|District||Southern Harbour District|
|Borders||Birzebbuga, Għaxaq, Gudja, Kirkop, Marsa, Mqabba, Paola, Qormi, Safi, Santa Luċija, Siġġiewi, Tarxien, Zurrieq|
|• Mayor||John Schembri (PL)|
|• Total||6.7 km2 (2.6 sq mi)|
|Population (March 2014)|
|• Density||890/km2 (2,300/sq mi)|
|Demonym(s)||Ħalluqi (m), Ħalluqija (f), Ħalluqin (pl)|
|Time zone||CET (UTC+1)|
|• Summer (DST)||CEST (UTC+2)|
|ISO 3166 code||MT-25|
|Patron saint||St. Andrew|
|Day of festa||
First Sunday of July (main feast)|
30 November (liturgical feast)
Luqa (Maltese: Ħal Luqa, meaning poplar) is a village located in the Southern Region of Malta. It is an old town that has a dense population, typical of the Maltese Islands. The population of Luqa is 5,945 as of March 2014. There is a church in its main square dedicated to St. Andrew. The traditional feast of St. Andrew is celebrated on the first Sunday of July, with the liturgical feast being celebrated on the November 30.

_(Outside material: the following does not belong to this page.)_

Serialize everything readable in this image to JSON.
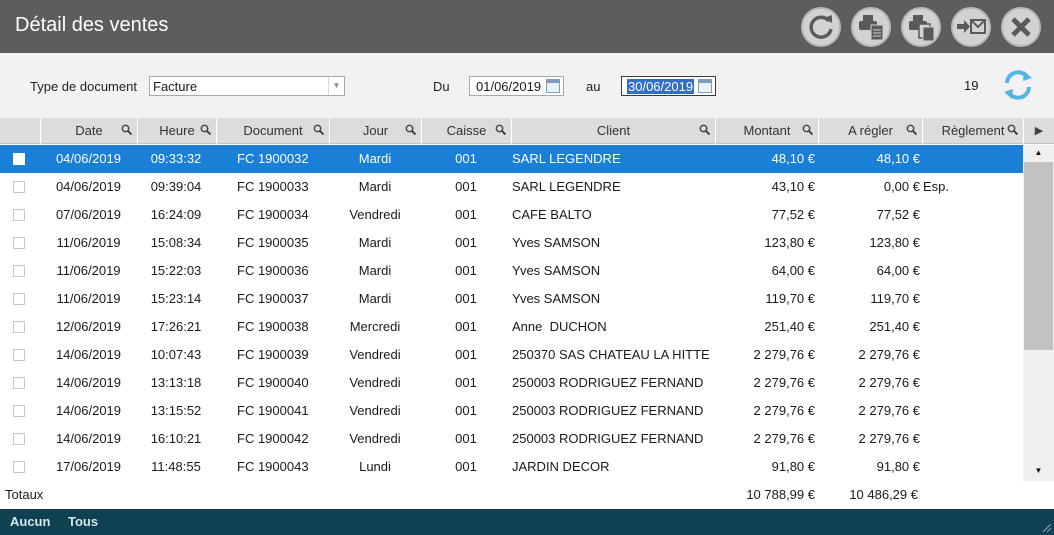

The famous clock maker and inventor Michelangelo Sapiano (1826-1912) used to live in Ħal Luqa. He constructed various kinds of clocks, the clock in the belfry of the Parish Church being one of his many works. The house in Ħal Luqa where he used to live is located on Pawlu Magri Street.
Luqa was established as a separate Parish from that of Gudja on 15 May 1634 by a decree issued by Pope Urban VIII. In 1592 the village of Luqa was hit by Bubonic plague, which at that time hit all the population of Malta and caused many deaths. A sign of this sad episode is the cemetery found in Carmel Street, Alley 4 where people were buried in a field changed into a cemetery.

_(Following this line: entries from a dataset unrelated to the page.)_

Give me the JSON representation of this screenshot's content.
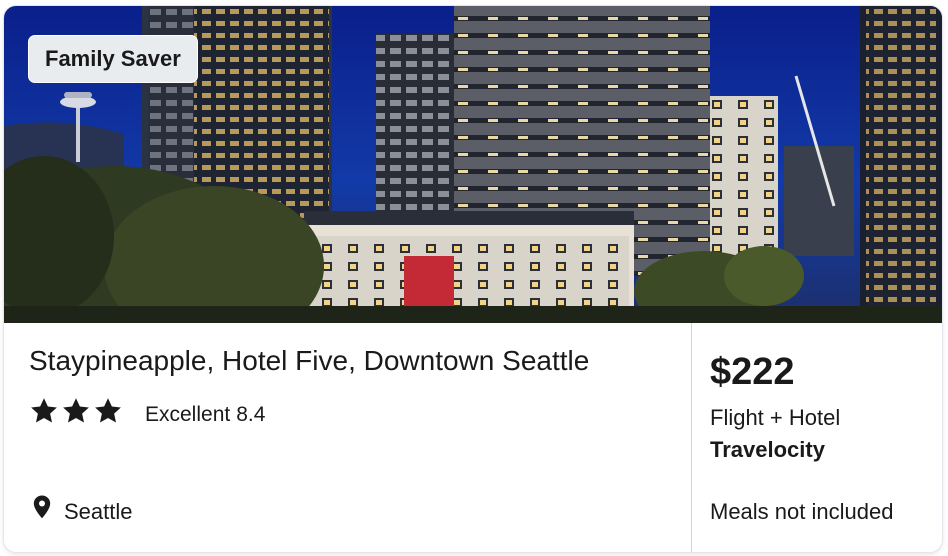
{
  "badge": "Family Saver",
  "hotel": {
    "name": "Staypineapple, Hotel Five, Downtown Seattle",
    "star_rating": 3,
    "rating_label": "Excellent",
    "rating_score": "8.4",
    "location": "Seattle"
  },
  "offer": {
    "price": "$222",
    "package": "Flight + Hotel",
    "provider": "Travelocity",
    "meals": "Meals not included"
  },
  "icons": [
    "star-icon",
    "map-pin-icon"
  ],
  "colors": {
    "text": "#1a1a1a",
    "divider": "#cfd4da",
    "badge_bg": "#e9ecef"
  }
}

Another sad tragedy for Ħal Luqa was the cholera epidemic of 1850 where 13 people lost their lives. A cemetery is still present in Valletta Road as a reminder of this tragedy.
During the early 20th century Ħal Luqa took prominence because of the airport. The Royal Air Force established RAF Station Luqa, an airfield with runways which later on evolved as a civilian airport. The RAF established military and civilian buildings in the area close to the airfield/airport and in Ħal Farruġ. They used the airfield until it closed on 31 March 1979 when it was transferred to the Maltese Government to be transformed into a civilian airport. However they still used the domestic site for their own military force.
Many lives were lost during the Second World War in Luqa, and many buildings destroyed due to heavy bombardment. A tragedy which is still remembered happened on 9 April 1942 when a bomb hit a wartime shelter and a well and the people inside the shelter were buried alive. The Local Council still remembers the people who lost their lives during WWII with a ceremony of the laying of bay wreaths together with the other local organisations and clubs.
Citizens of Ħal Luqa vote for their local council every three years, which council consists of seven members, one of them being the mayor. The Mayor of Ħal Luqa is John Schembri.
Zones in Ħal Luqa
- Ħal Farrug
- Ħal Luqa Industrial Estate
- Ta' Ħal Saflieni
- Wied Betti
- Wied il-Knejjes
- Xagħra tas-Simar
- "Estimated Population by Locality 31st March, 2014". Government of Malta. 16 May 2014. Archived from the original on 21 June 2015.
- Mahoney, Leonardo (1996). 5,000 years of Architecture in Malta. Malta: Valletta Publishing. Format. p. 154. ISBN 9990958157. ISBN 9789990958157.
- Malta Annual Festivals Retrieved on 18 March 2010.
- No Man is an Island Archived 2013-05-10 at the Wayback Machine. Cuckoo Clock Information. Retrieved on 18 March 2010.
- "Archived copy". Archived from the original on 2016-08-04. Retrieved 2016-03-22.
- Official website
- "Contact Us." Air Malta. Retrieved on 23 April 2013. "Air Malta plc Level 2, Skyparks Business Centre Malta International Airport Luqa, Malta. LQA 9020"
- "Contact Us Archived 2012-07-29 at the Wayback Machine.." Medavia. Retrieved on April 23, 2013. "P.O. Box 48, Malta International Airport Luqa LQA 4000"
|Wikimedia Commons has media related to Luqa.|
- Saint Andrew's Parish (A.D. 1634)
- Ħal Luqa Youth Centre (A.D. 2003)
- Luqa St. Andrew's FC (A.D. 1934)